DATASET EXCERPTS
--------

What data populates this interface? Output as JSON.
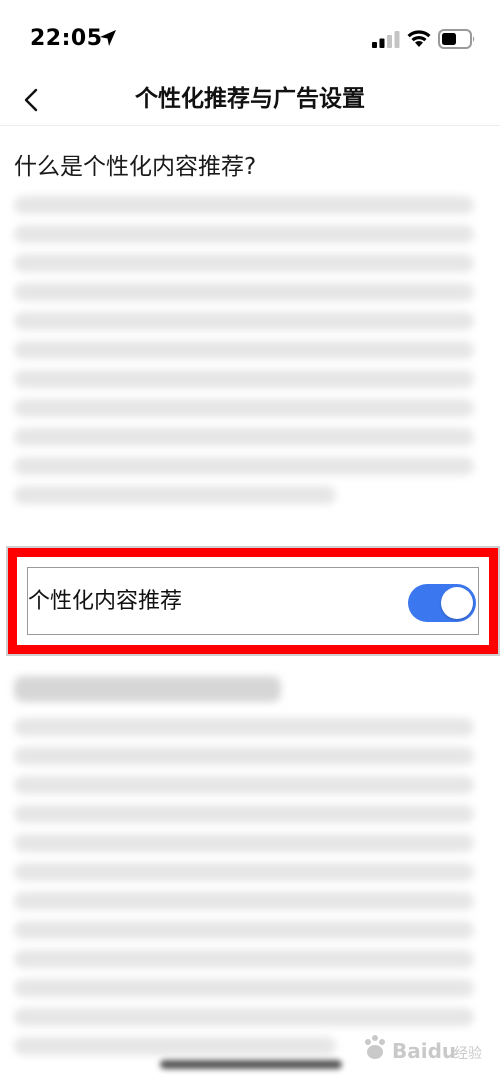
{
  "status_bar": {
    "time": "22:05",
    "icons": [
      "location-arrow-icon",
      "cellular-signal-icon",
      "wifi-icon",
      "battery-icon"
    ]
  },
  "nav": {
    "back_icon": "chevron-left-icon",
    "title": "个性化推荐与广告设置"
  },
  "content": {
    "section_heading": "什么是个性化内容推荐?",
    "toggle": {
      "label": "个性化内容推荐",
      "enabled": true,
      "on_color": "#3b77ee"
    }
  },
  "annotation": {
    "highlight_color": "#ff0000"
  },
  "watermark": {
    "text": "Baidu 经验"
  }
}
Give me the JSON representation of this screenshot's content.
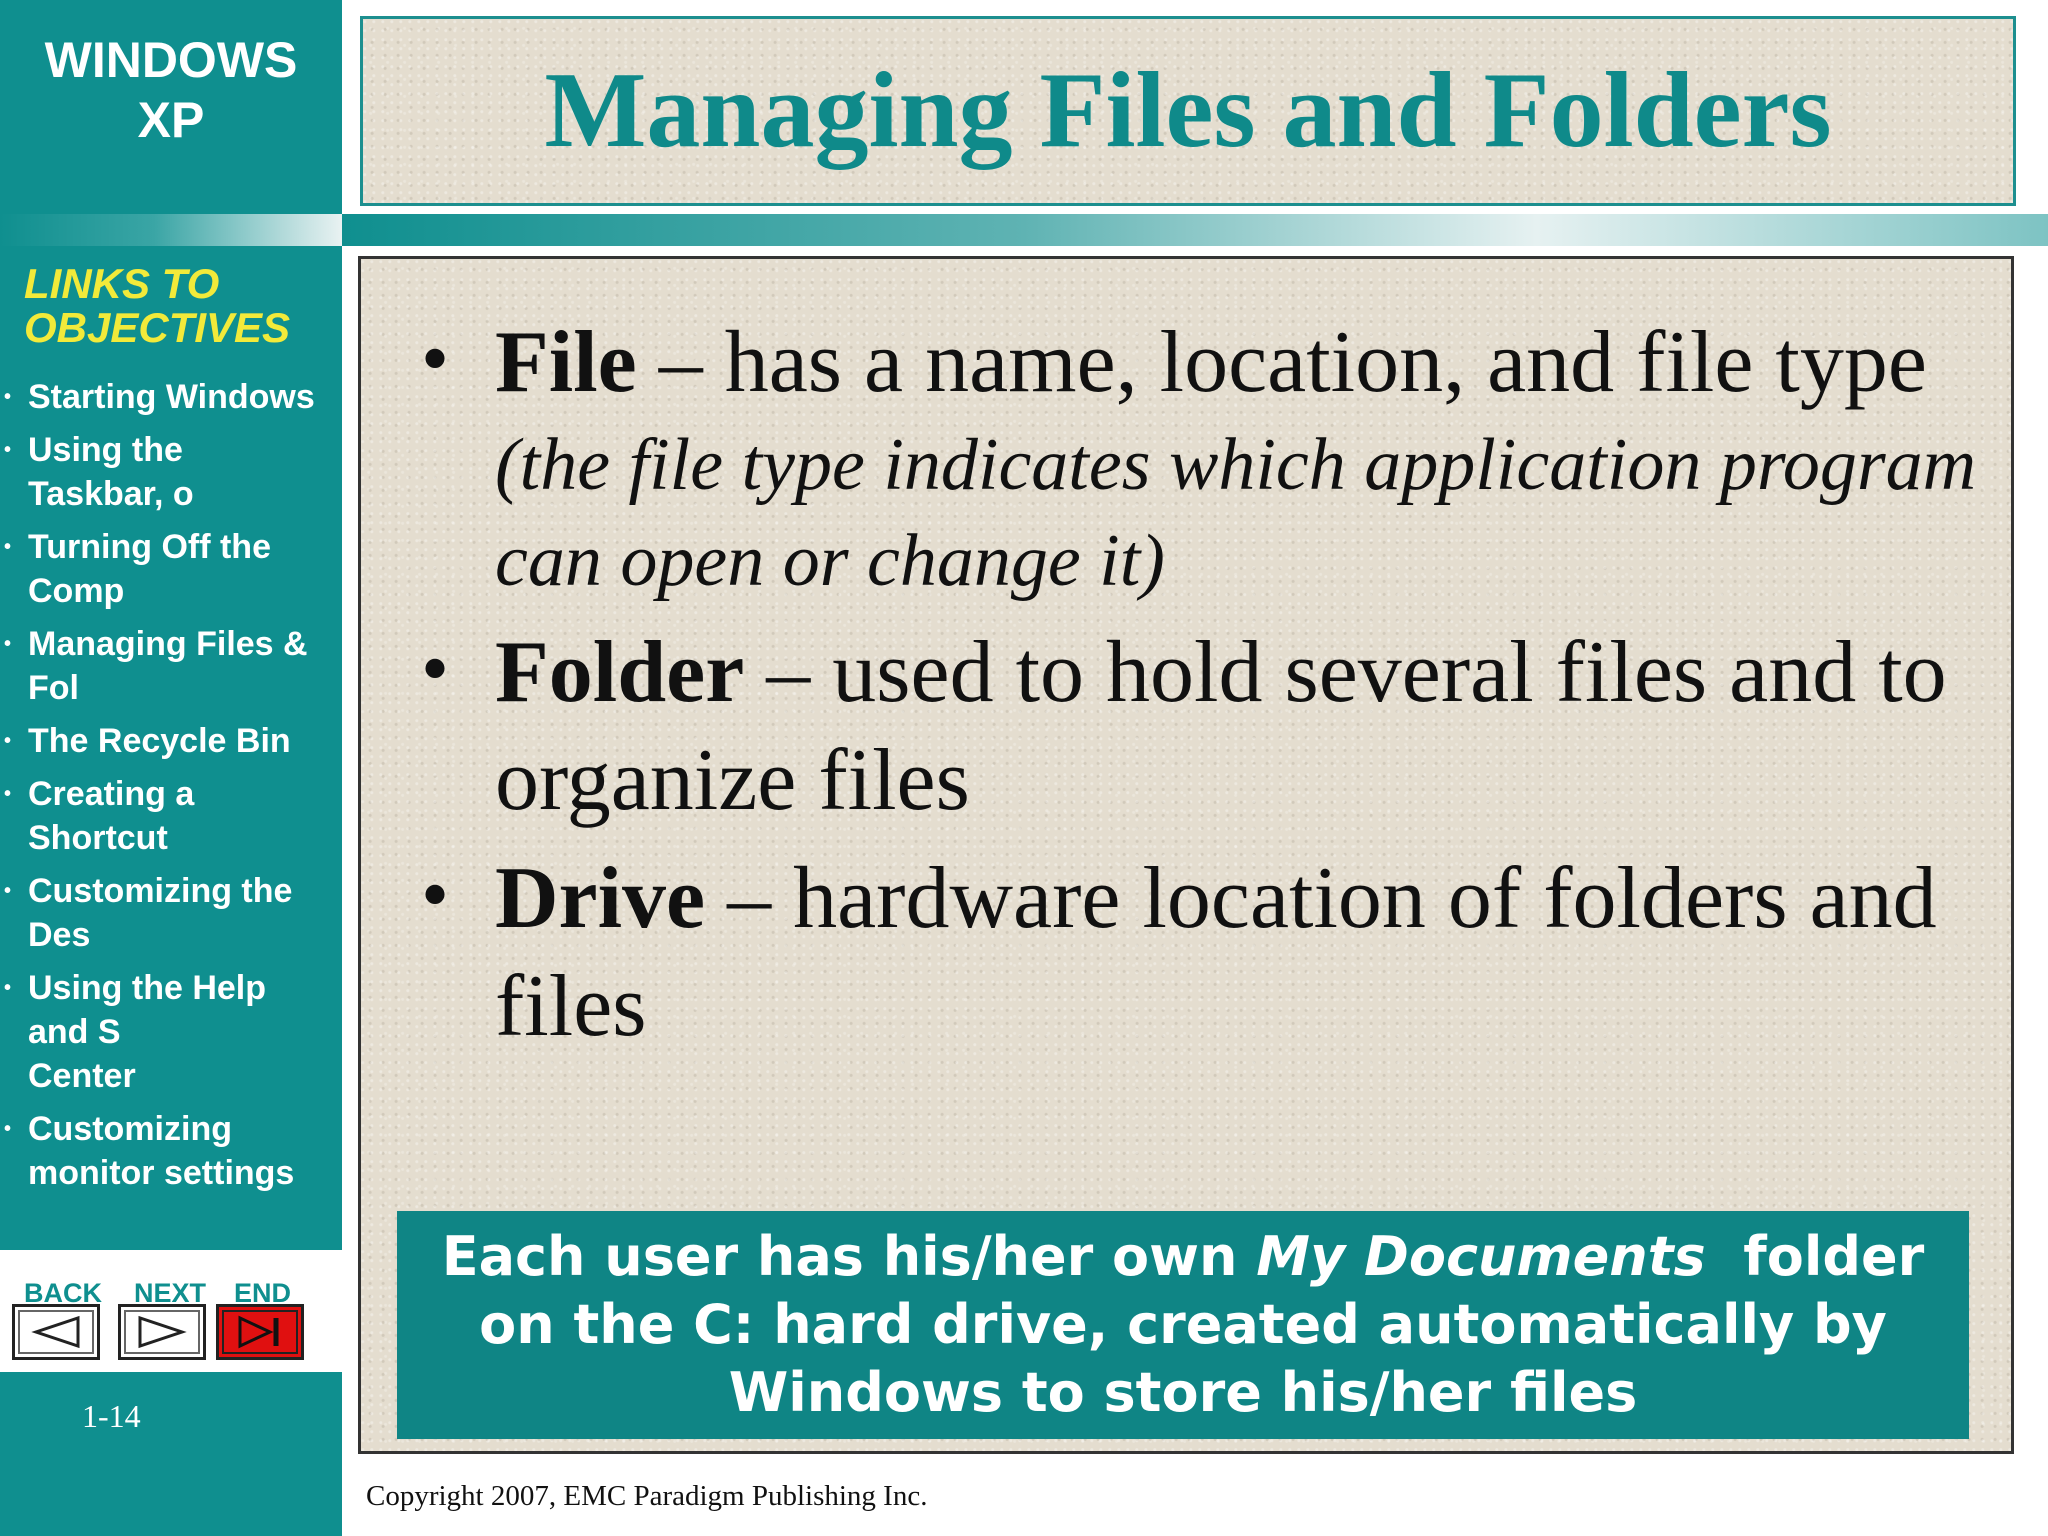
{
  "sidebar": {
    "brand": "WINDOWS\nXP",
    "links_title": "LINKS TO\nOBJECTIVES",
    "objectives": [
      "Starting Windows",
      "Using the Taskbar, o",
      "Turning Off the Comp",
      "Managing Files & Fol",
      "The Recycle Bin",
      "Creating a Shortcut",
      "Customizing the Des",
      "Using the Help and S\nCenter",
      "Customizing\nmonitor settings"
    ],
    "bullet": "•",
    "nav": {
      "back_label": "BACK",
      "next_label": "NEXT",
      "end_label": "END",
      "back_icon": "triangle-left-icon",
      "next_icon": "triangle-right-icon",
      "end_icon": "skip-to-end-icon",
      "end_color": "#e01010"
    },
    "slide_number": "1-14"
  },
  "slide": {
    "title": "Managing Files and Folders",
    "bullet": "•",
    "bullets": [
      {
        "term": "File",
        "text": " – has a name, location, and file type",
        "note": "(the file type indicates which application program can open or change it)"
      },
      {
        "term": "Folder",
        "text": " – used to hold several files and to organize files",
        "note": ""
      },
      {
        "term": "Drive",
        "text": " – hardware location of folders and files",
        "note": ""
      }
    ],
    "callout": {
      "before": "Each user has his/her own ",
      "emphasis": "My Documents",
      "after": "  folder on the C: hard drive, created automatically by Windows to store his/her files"
    }
  },
  "footer": {
    "copyright": "Copyright 2007, EMC Paradigm Publishing Inc."
  },
  "colors": {
    "teal": "#0f8f8f",
    "title_teal": "#0f8a8a",
    "links_yellow": "#f2ea3a",
    "paper": "#e4ddcf"
  }
}
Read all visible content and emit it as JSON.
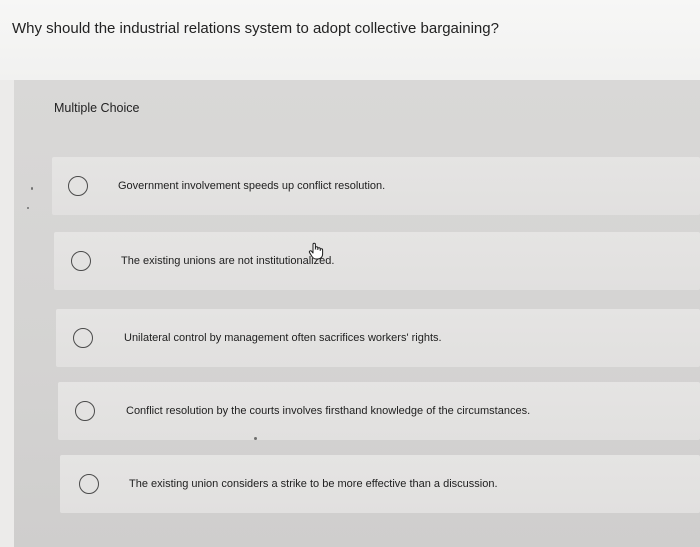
{
  "question": {
    "text": "Why should the industrial relations system to adopt collective bargaining?"
  },
  "quiz": {
    "type_label": "Multiple Choice",
    "options": [
      {
        "label": "Government involvement speeds up conflict resolution."
      },
      {
        "label": "The existing unions are not institutionalized."
      },
      {
        "label": "Unilateral control by management often sacrifices workers' rights."
      },
      {
        "label": "Conflict resolution by the courts involves firsthand knowledge of the circumstances."
      },
      {
        "label": "The existing union considers a strike to be more effective than a discussion."
      }
    ]
  },
  "icons": {
    "radio": "radio-unselected-icon",
    "cursor": "hand-pointer-icon"
  },
  "colors": {
    "page_background": "#ecebea",
    "card_background": "#d6d5d4",
    "option_background": "#e3e2e1",
    "radio_border": "#4b4b4b"
  }
}
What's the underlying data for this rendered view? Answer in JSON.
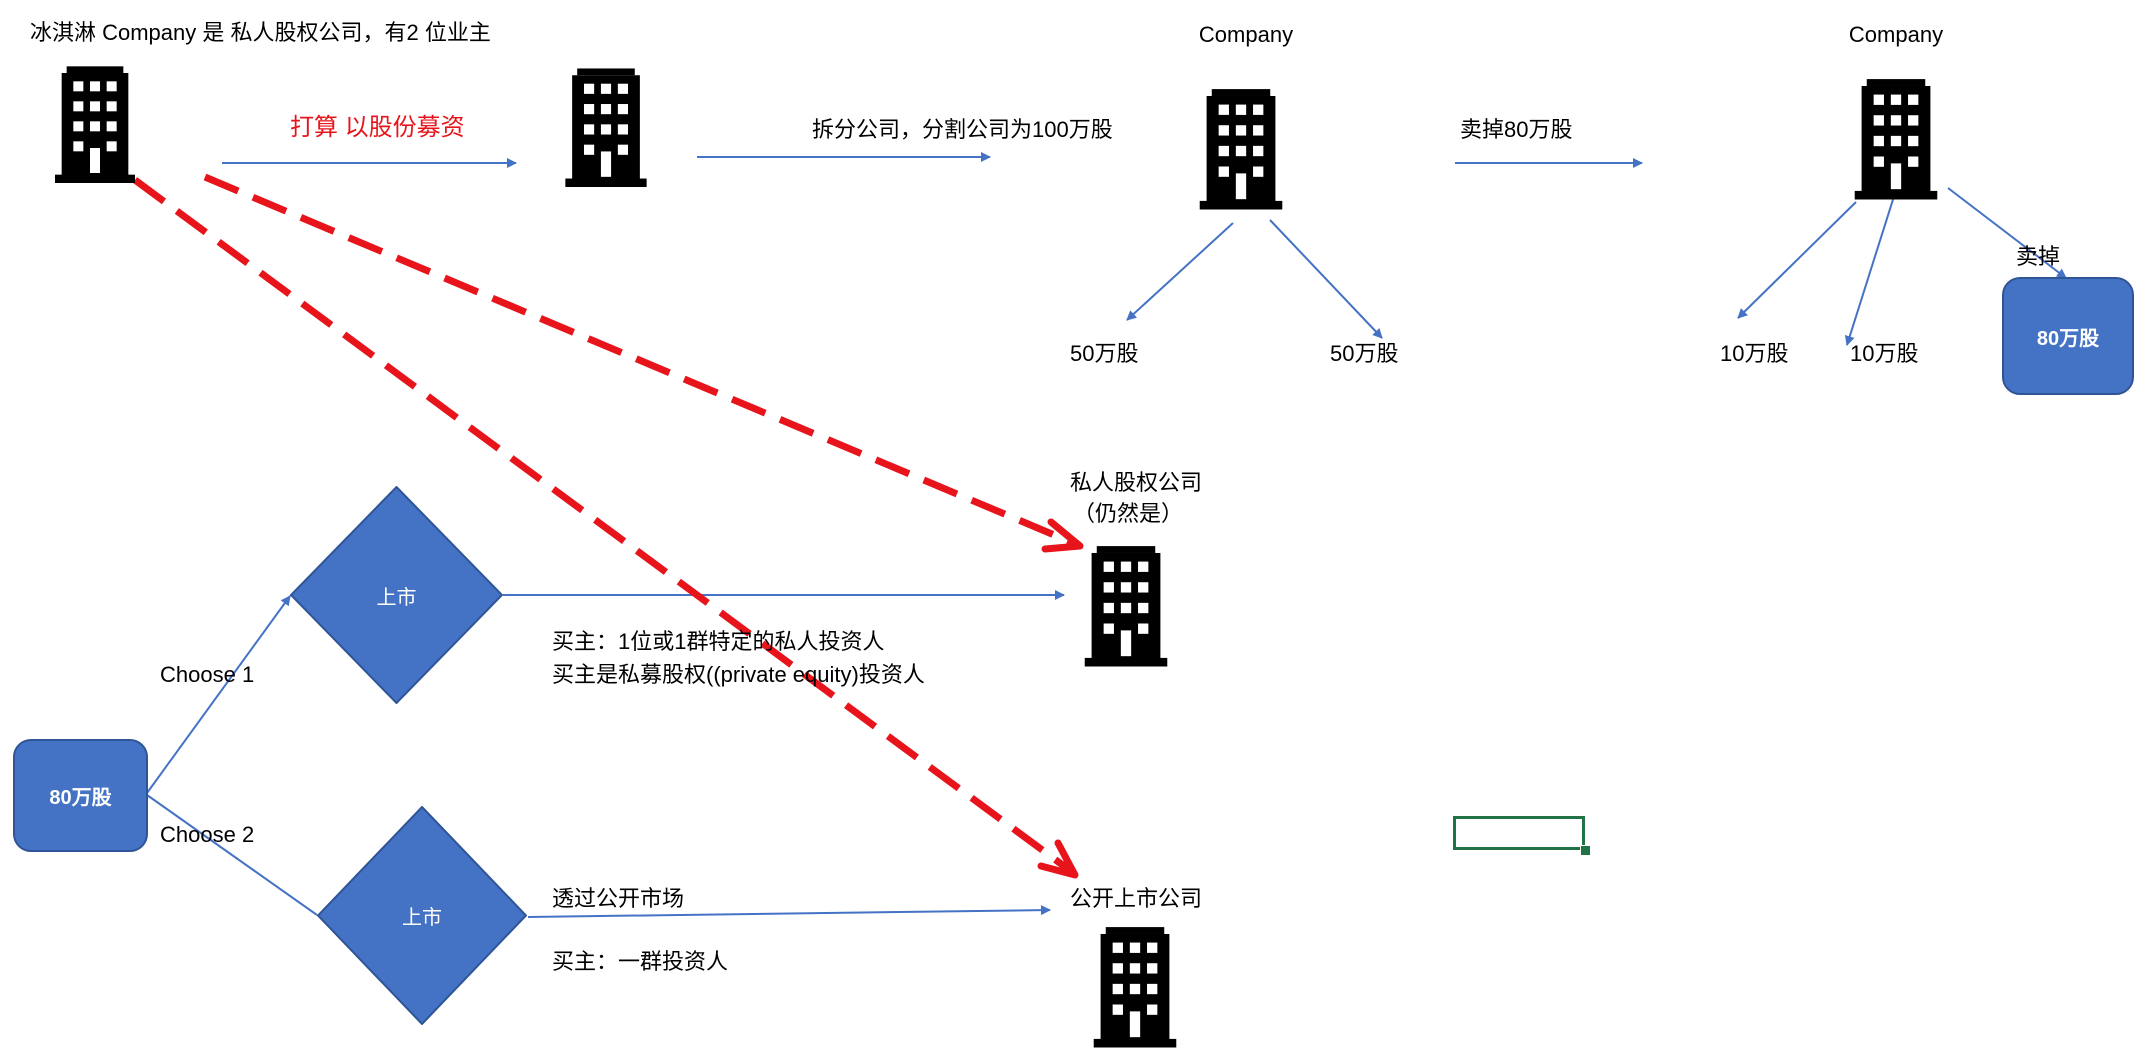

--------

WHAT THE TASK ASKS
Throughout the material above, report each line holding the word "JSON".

OUTPUT FOR THIS TASK
What data populates this interface? Output as JSON.
Give me the JSON representation of this screenshot's content.
Read all visible content and emit it as JSON.
What's the underlying data for this rendered view? Answer in JSON.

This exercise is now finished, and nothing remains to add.